Established in 1923 by the American Institute of Graphic Arts as "Fifty Books," the 50 Books | 50 Covers competition has continued to carry on the tradition of awarding the best book designs, annually, for over 90 years. For the past five years, Design Observer has joined AIGA in hosting the competition. This year they expanded the process to involve a published book and an upcoming exhibition of the winners, held in October in New Orleans, which they funded on Kickstarter.
And last week, Design Observer announced this year's winners, divided up into overall book design and solely cover design. Across both categories, typography takes center stage over book cover imagery; in many cases, bold or experimental type is the only thing featured. Take designer David Smith's clean, white and orange embossed design for A New Quiet by artist Mark Garry or the rainbow gradient type of Mongrel Rapture: The Architecture of Ashton Raggatt McDougall, designed by Stuart Geddes and ARM Architecture. In Michael Bennett and Sarah Bennett's profanity-filled self-help book, F*ck Feelings, designed by Jason Heuer the only graphic embellishment is a bubbly red asterisk.
Trends in book cover design tend to be a reaction to the book cover trends before it: in this case, a course reversal from image-heavy covers to set a book apart from others on the shelves (real or virtual). Typographic overs are also easier to see and read at thumbnail size, an increasing concern for book designers as online retailers like Amazon have redefined the market. As the judges write in their announcement, "Covers ... do double and triple duty, functioning not just as alluring packaging on the bookstore shelf, but as telegraphic icons in the realm of online marketing and sortable rubrics in online libraries."

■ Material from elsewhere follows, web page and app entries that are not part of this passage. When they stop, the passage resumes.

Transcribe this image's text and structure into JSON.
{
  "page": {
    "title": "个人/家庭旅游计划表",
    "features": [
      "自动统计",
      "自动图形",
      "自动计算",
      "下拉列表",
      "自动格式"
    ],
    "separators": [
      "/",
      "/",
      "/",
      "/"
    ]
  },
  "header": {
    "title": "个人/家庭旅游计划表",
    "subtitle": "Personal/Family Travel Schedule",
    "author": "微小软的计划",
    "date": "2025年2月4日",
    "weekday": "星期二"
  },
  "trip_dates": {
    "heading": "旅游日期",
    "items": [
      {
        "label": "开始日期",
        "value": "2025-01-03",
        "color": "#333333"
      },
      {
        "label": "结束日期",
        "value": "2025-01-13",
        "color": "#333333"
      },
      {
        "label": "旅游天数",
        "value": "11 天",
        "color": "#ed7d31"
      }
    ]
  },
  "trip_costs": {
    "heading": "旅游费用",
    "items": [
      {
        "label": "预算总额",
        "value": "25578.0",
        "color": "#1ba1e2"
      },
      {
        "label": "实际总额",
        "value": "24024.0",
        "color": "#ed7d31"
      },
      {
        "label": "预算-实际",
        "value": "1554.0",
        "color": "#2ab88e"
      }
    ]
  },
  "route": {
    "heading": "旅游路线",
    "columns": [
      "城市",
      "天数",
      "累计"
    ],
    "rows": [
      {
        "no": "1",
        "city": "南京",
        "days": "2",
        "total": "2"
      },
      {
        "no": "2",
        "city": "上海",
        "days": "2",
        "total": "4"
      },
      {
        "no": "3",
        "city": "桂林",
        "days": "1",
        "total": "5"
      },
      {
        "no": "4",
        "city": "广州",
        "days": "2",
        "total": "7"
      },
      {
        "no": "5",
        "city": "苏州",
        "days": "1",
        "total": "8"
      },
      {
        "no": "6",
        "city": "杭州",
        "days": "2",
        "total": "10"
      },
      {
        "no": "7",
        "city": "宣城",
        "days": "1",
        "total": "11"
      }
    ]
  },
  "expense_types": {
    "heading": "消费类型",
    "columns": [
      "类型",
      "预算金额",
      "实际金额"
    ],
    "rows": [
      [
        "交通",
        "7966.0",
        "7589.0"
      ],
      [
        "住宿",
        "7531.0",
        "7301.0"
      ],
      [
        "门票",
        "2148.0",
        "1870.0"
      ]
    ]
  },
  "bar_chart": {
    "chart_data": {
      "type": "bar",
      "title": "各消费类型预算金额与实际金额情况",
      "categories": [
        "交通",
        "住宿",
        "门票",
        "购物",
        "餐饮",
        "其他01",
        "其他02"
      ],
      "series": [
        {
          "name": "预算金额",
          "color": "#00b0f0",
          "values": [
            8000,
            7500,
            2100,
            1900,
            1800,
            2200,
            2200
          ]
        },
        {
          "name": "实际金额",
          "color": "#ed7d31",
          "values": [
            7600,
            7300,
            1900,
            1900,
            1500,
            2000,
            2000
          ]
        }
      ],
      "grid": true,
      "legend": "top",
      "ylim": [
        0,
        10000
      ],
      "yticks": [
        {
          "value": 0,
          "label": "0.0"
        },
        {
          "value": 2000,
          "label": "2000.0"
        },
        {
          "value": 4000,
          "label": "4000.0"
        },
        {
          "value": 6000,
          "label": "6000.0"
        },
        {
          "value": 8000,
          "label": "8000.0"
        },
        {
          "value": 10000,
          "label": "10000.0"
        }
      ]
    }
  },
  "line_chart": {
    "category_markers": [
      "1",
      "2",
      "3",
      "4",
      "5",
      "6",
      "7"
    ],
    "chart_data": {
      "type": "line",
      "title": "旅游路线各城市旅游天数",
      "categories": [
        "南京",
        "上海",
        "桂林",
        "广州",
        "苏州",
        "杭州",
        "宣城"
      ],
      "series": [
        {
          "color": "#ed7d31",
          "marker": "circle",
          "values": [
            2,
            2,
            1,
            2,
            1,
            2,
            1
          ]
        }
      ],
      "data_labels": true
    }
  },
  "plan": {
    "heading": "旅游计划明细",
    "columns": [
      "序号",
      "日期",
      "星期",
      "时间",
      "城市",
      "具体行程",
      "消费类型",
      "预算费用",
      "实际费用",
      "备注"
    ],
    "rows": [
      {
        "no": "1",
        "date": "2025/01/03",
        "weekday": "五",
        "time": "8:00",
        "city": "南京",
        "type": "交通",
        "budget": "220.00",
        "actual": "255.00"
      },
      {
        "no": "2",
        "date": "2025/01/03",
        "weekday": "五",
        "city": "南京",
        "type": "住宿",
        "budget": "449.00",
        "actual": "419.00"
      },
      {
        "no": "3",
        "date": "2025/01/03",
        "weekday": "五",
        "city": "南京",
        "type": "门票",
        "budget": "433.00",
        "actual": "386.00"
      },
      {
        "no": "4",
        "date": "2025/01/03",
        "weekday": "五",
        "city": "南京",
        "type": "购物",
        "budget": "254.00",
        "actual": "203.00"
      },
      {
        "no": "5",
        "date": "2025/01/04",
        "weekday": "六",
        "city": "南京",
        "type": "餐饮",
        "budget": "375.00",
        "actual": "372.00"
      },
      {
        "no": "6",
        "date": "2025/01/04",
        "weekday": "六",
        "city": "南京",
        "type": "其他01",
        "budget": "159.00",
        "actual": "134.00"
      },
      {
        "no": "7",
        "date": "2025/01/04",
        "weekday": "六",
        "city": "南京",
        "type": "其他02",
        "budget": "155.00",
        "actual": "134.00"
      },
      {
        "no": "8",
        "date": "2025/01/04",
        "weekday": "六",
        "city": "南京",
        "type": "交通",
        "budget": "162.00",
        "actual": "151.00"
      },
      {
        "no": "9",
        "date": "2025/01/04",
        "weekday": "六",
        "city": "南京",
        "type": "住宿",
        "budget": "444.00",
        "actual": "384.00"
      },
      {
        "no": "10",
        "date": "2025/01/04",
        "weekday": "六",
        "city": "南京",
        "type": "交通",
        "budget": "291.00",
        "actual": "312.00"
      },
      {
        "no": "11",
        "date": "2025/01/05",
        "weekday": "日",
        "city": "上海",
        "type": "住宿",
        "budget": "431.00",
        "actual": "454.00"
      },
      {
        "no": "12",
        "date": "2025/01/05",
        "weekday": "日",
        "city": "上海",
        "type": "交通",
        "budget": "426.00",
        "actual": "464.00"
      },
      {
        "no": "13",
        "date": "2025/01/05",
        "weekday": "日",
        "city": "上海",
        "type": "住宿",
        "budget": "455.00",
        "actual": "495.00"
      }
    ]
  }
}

Either way, not a bad trend—particularly in this batch of winners. Check out our selection of the typographic book covers from this year's 50 Books | 50 Covers and head over Design Observer for the full list.
[All Images: via Design Observer]